OSCBeProductiveWhileWaiting performs a small amount of "background" processing on messages in the queue. The idea is to invoke this procedure when the processor would otherwise be idle. (In a thread-based system, a low-priority thread would continuously call this procedure.) This procedure's return value indicates whether there is more work to do, so it can be called as many times as possible during these idle times.

OSCInvokeMessagesThatAreReady takes the current time as an argument, and invokes the callbacks whose time has arrived. (This is the Kit's only interface to the part of the system that knows what time it is.) This should be called frequently to ensure low control latency. Atomicity is guaranteed by this procedure, because it invokes all of the callbacks with a particular time tag before returning. (In a thread-based system, the thread invoking the callbacks must prevent the audio-generating thread from running until OSCInvokeMessagesThatAreReady returns.)

We have integrated the OSC Kit into a real-time system running under IRIX and based upon the select() system call. An example application using this arrangement is available for download. We have also designed a thread-based architecture using the Kit, with separate threads for accepting incoming packets, background processing , producing the list of callback procedures that are ready to be invoked , and invoking callback procedures. Pseudocode for the thread design is also available for download.

4.3 Memory Model

The OSC system needs dynamic memory allocation for the address space, for PacketBuffers, for the priority queue, and for lists of methods that match address patterns. To avoid the problems associated with real-time memory management, the OSC Kit preallocates pools of fixed size memory chunks for each of these objects. A very fast custom memory manager provides O(1) allocation and freeing via these pools. Users of the Kit pass arguments to the initialization procedures that say how many of each kind of object to allocate.

The Kit does not expose implementation details like the contents of these data structures, so in order for users of the Kit to decide how many objects to preallocate we provide a procedure that takes the same arguments as the initialization procedure and returns the number of bytes of memory that would be allocated.

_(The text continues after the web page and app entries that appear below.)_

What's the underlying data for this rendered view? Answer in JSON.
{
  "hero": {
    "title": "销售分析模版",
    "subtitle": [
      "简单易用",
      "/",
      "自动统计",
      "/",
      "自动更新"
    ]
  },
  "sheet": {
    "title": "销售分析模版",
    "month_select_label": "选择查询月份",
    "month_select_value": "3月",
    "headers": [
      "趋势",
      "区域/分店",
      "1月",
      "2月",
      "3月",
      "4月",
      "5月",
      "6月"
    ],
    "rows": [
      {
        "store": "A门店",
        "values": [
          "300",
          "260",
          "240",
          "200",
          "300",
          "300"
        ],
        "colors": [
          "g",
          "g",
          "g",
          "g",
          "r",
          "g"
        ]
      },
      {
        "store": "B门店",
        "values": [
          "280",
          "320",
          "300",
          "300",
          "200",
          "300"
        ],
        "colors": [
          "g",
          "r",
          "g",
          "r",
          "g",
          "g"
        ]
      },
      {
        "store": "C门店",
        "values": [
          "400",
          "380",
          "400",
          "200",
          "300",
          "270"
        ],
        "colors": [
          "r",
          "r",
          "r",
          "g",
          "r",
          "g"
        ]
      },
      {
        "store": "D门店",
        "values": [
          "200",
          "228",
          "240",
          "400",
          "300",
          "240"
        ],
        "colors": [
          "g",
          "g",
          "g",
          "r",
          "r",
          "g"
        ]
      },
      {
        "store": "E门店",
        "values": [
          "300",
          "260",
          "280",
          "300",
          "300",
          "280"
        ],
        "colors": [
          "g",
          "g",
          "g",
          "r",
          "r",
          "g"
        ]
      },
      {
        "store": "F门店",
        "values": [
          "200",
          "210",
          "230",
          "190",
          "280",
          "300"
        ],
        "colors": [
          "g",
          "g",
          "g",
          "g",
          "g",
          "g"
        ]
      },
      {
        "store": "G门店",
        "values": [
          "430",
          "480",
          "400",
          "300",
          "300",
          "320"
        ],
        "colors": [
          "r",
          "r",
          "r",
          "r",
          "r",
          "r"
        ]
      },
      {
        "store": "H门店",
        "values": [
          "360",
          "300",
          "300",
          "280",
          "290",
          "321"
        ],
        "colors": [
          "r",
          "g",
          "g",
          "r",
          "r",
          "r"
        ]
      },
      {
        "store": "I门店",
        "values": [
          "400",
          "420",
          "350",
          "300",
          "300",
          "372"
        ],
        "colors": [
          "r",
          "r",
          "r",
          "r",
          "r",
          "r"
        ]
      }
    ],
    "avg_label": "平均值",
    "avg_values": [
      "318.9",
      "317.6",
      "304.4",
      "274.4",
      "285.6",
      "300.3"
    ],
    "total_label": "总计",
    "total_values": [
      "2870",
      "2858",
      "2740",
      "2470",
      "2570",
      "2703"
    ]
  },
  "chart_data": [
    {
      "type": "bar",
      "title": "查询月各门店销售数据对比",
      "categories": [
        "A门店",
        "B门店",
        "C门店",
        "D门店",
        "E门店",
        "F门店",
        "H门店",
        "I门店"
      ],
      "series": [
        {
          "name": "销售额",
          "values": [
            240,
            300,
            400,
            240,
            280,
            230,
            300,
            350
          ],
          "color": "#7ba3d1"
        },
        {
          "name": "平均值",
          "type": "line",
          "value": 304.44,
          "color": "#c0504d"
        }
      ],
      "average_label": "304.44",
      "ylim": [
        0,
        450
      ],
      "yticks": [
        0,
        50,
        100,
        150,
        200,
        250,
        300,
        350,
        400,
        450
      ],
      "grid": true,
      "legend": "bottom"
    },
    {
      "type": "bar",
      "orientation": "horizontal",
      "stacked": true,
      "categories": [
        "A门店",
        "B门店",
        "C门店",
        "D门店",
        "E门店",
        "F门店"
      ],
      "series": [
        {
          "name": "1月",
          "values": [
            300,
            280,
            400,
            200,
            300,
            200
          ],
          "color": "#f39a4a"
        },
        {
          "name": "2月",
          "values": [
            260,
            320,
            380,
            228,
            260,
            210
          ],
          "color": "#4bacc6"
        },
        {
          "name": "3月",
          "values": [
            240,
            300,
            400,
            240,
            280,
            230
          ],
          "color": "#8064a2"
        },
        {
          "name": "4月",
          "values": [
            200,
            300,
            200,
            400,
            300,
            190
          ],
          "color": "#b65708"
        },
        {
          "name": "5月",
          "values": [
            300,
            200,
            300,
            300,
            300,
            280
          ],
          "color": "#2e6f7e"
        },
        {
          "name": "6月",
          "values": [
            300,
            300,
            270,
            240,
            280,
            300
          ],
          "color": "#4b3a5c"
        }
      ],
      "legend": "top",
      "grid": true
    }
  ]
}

Initialization procedures also take two function pointers as arguments: a pointer to the "initialization-time memory allocator" and a pointer to the "real-time memory allocator." Both of these procedures, like malloc(), take a number of bytes as argument and return a pointer to that much free memory. The Kit invokes the initialization-time allocator only from the initialization procedure. It invokes the real-time allocator if any of the preallocated object pools runs out. If the real-time allocator fails, the Kit has to drop a message, refuse to add to the address space, or otherwise fail in a graceful manner. If a system does not have real-time memory allocation, the real-time allocator can simply be a procedure that always returns 0. Because the memory allocator used by the kit is an argument rather than an internal procedure, it is possible to tune the memory system without recompiling the Kit.

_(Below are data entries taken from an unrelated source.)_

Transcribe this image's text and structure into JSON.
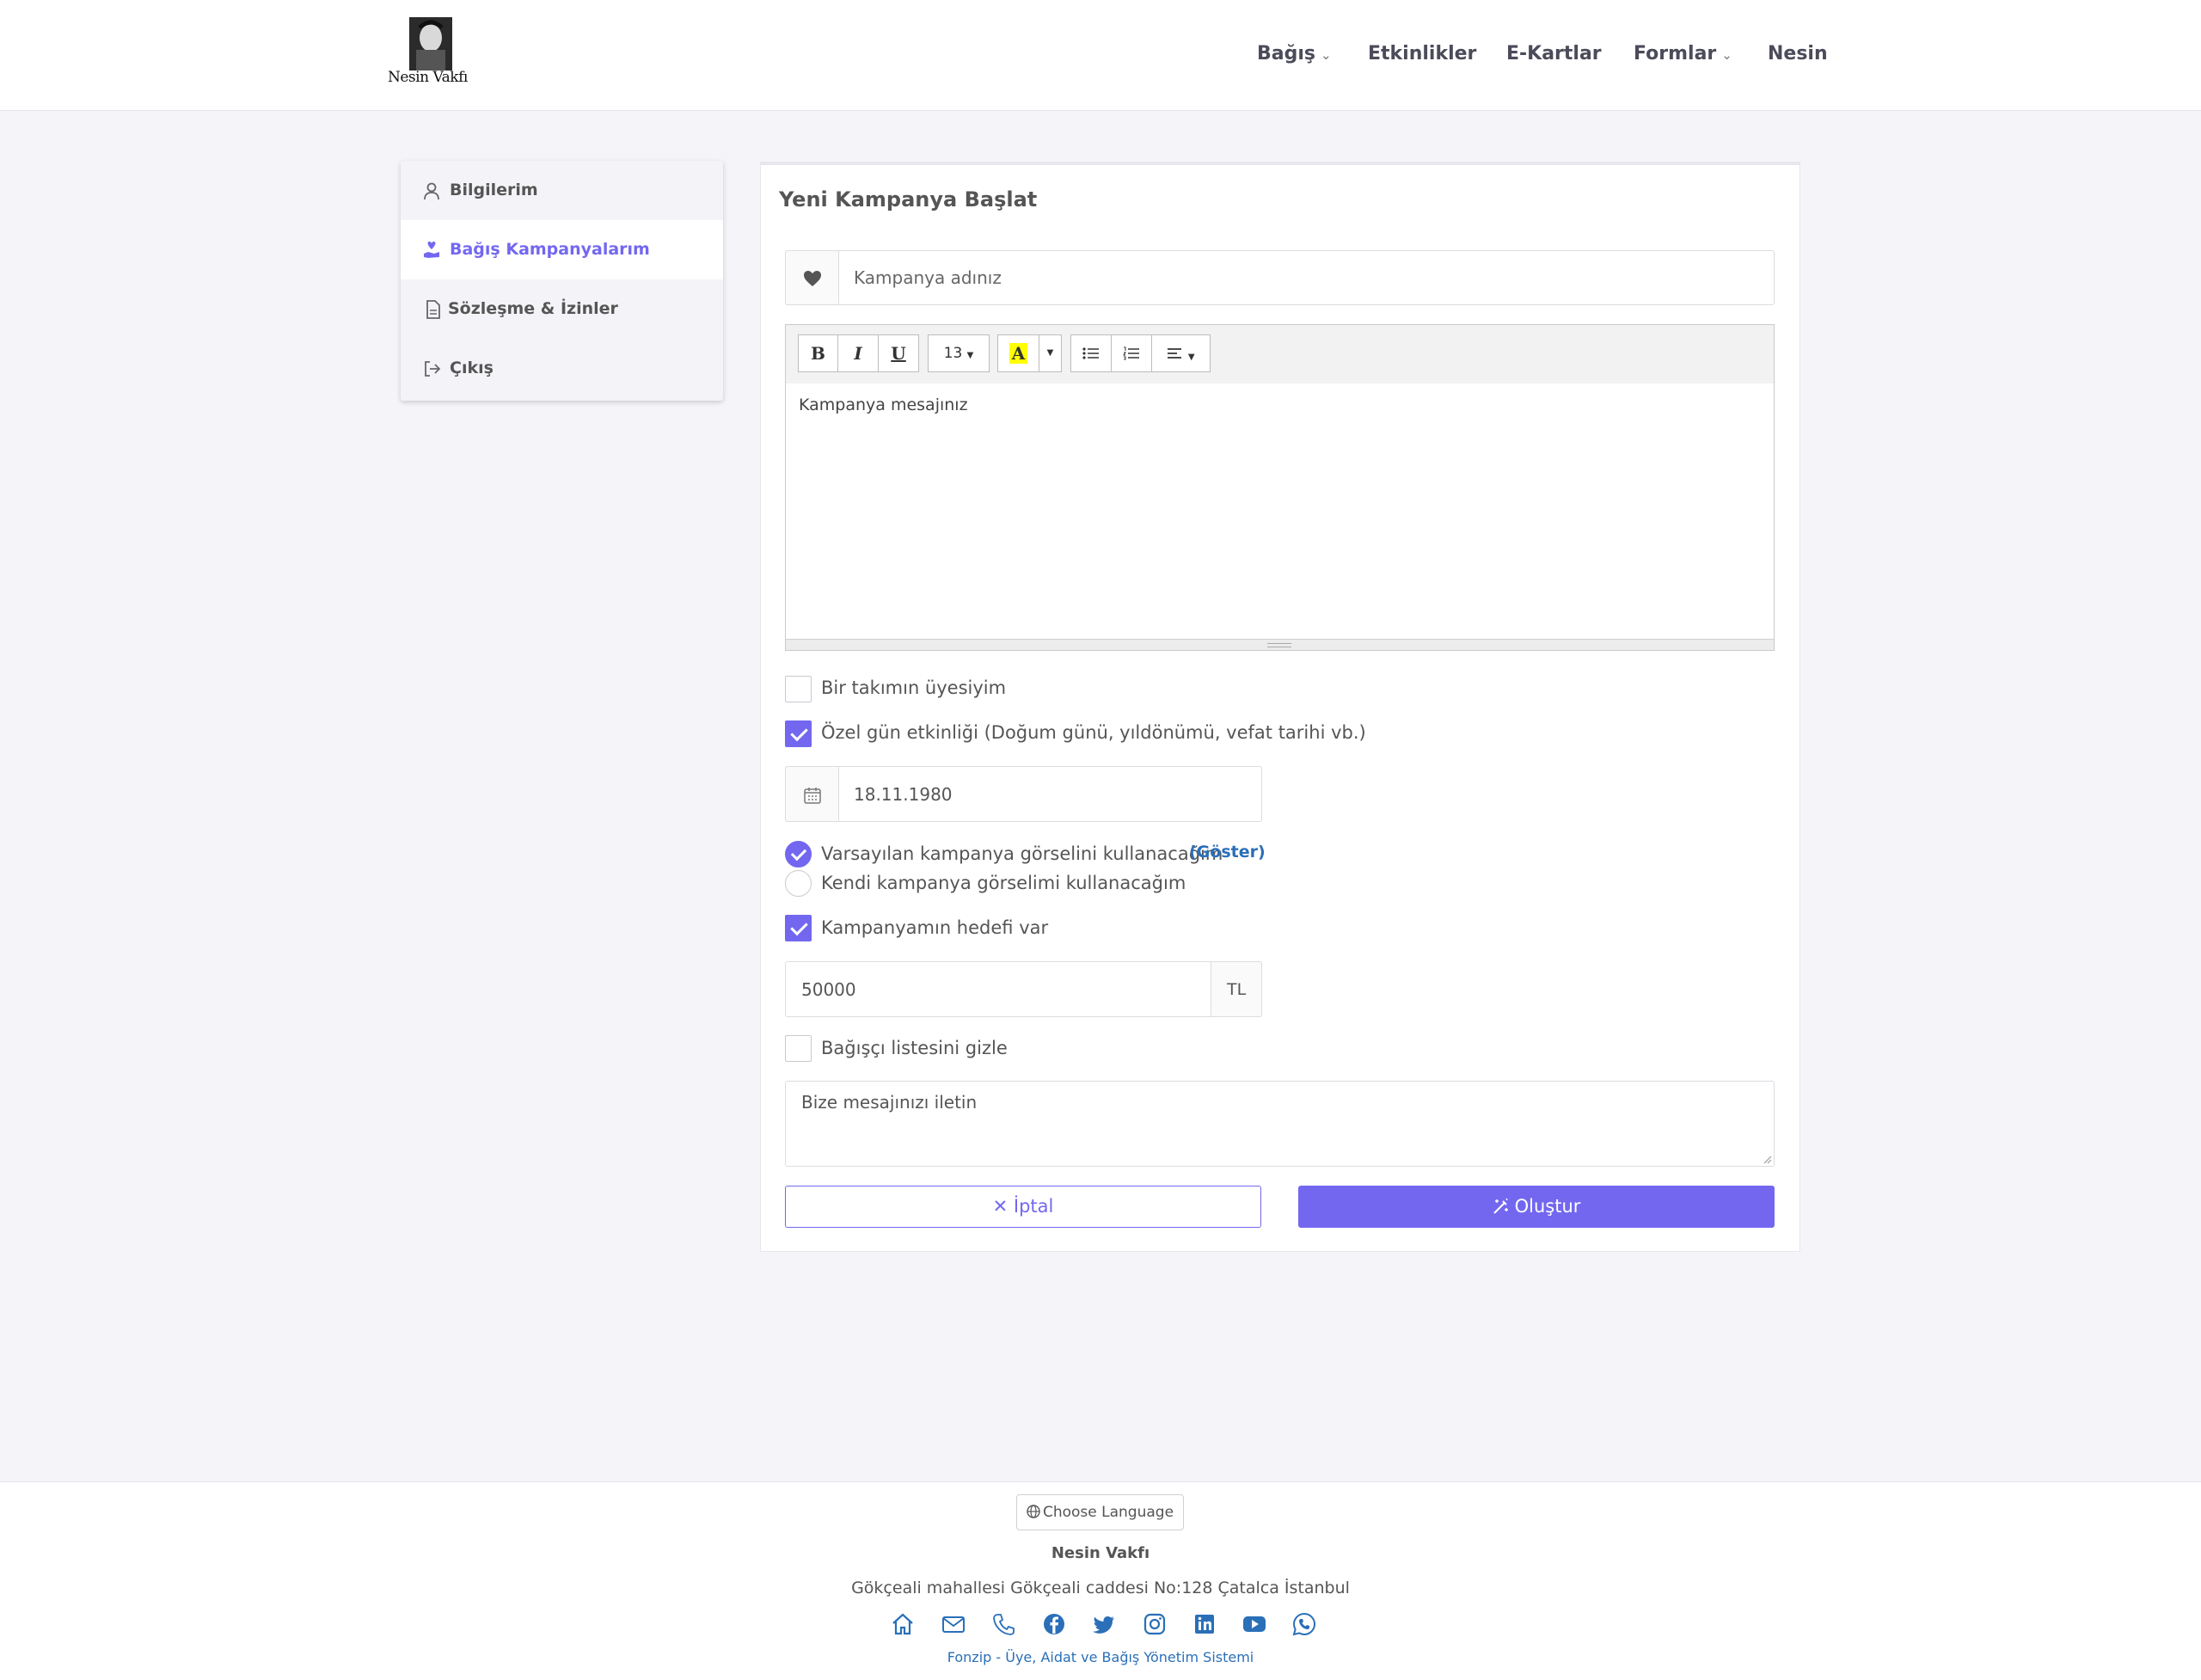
{
  "brand": {
    "logo_text": "Nesin Vakfı"
  },
  "nav": {
    "items": [
      {
        "label": "Bağış",
        "dropdown": true
      },
      {
        "label": "Etkinlikler",
        "dropdown": false
      },
      {
        "label": "E-Kartlar",
        "dropdown": false
      },
      {
        "label": "Formlar",
        "dropdown": true
      },
      {
        "label": "Nesin",
        "dropdown": false
      }
    ]
  },
  "sidebar": {
    "items": [
      {
        "label": "Bilgilerim",
        "icon": "user-icon",
        "active": false
      },
      {
        "label": "Bağış Kampanyalarım",
        "icon": "hand-heart-icon",
        "active": true
      },
      {
        "label": "Sözleşme & İzinler",
        "icon": "document-icon",
        "active": false
      },
      {
        "label": "Çıkış",
        "icon": "logout-icon",
        "active": false
      }
    ]
  },
  "form": {
    "title": "Yeni Kampanya Başlat",
    "campaign_name": {
      "placeholder": "Kampanya adınız",
      "value": "",
      "icon": "heart-icon"
    },
    "editor": {
      "toolbar": {
        "bold": "B",
        "italic": "I",
        "underline": "U",
        "font_size": "13",
        "highlight": "A"
      },
      "placeholder": "Kampanya mesajınız"
    },
    "team_member": {
      "label": "Bir takımın üyesiyim",
      "checked": false
    },
    "special_day": {
      "label": "Özel gün etkinliği (Doğum günü, yıldönümü, vefat tarihi vb.)",
      "checked": true
    },
    "date": {
      "value": "18.11.1980",
      "icon": "calendar-icon"
    },
    "image_default": {
      "label": "Varsayılan kampanya görselini kullanacağım",
      "selected": true,
      "link": "(Göster)"
    },
    "image_own": {
      "label": "Kendi kampanya görselimi kullanacağım",
      "selected": false
    },
    "has_goal": {
      "label": "Kampanyamın hedefi var",
      "checked": true
    },
    "goal": {
      "value": "50000",
      "currency": "TL"
    },
    "hide_donors": {
      "label": "Bağışçı listesini gizle",
      "checked": false
    },
    "message": {
      "placeholder": "Bize mesajınızı iletin"
    },
    "cancel_label": "✕ İptal",
    "create_label": "Oluştur"
  },
  "footer": {
    "language_button": "Choose Language",
    "org_name": "Nesin Vakfı",
    "address": "Gökçeali mahallesi Gökçeali caddesi No:128 Çatalca İstanbul",
    "social_icons": [
      "home-icon",
      "mail-icon",
      "phone-icon",
      "facebook-icon",
      "twitter-icon",
      "instagram-icon",
      "linkedin-icon",
      "youtube-icon",
      "whatsapp-icon"
    ],
    "brand_link": "Fonzip - Üye, Aidat ve Bağış Yönetim Sistemi"
  },
  "colors": {
    "accent": "#7367f0",
    "link": "#2a6fb8",
    "background": "#f5f5f9"
  }
}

Although much more sophisticated designs would be possible, this system performs well and allows for the important case of static overall memory limits. The ability to convert free memory for one kind of object into needed memory for another kind of object could avoid certain "not enough memory" situations, but managing pools of different-sized objects would drastically increase the complexity of the memory allocator.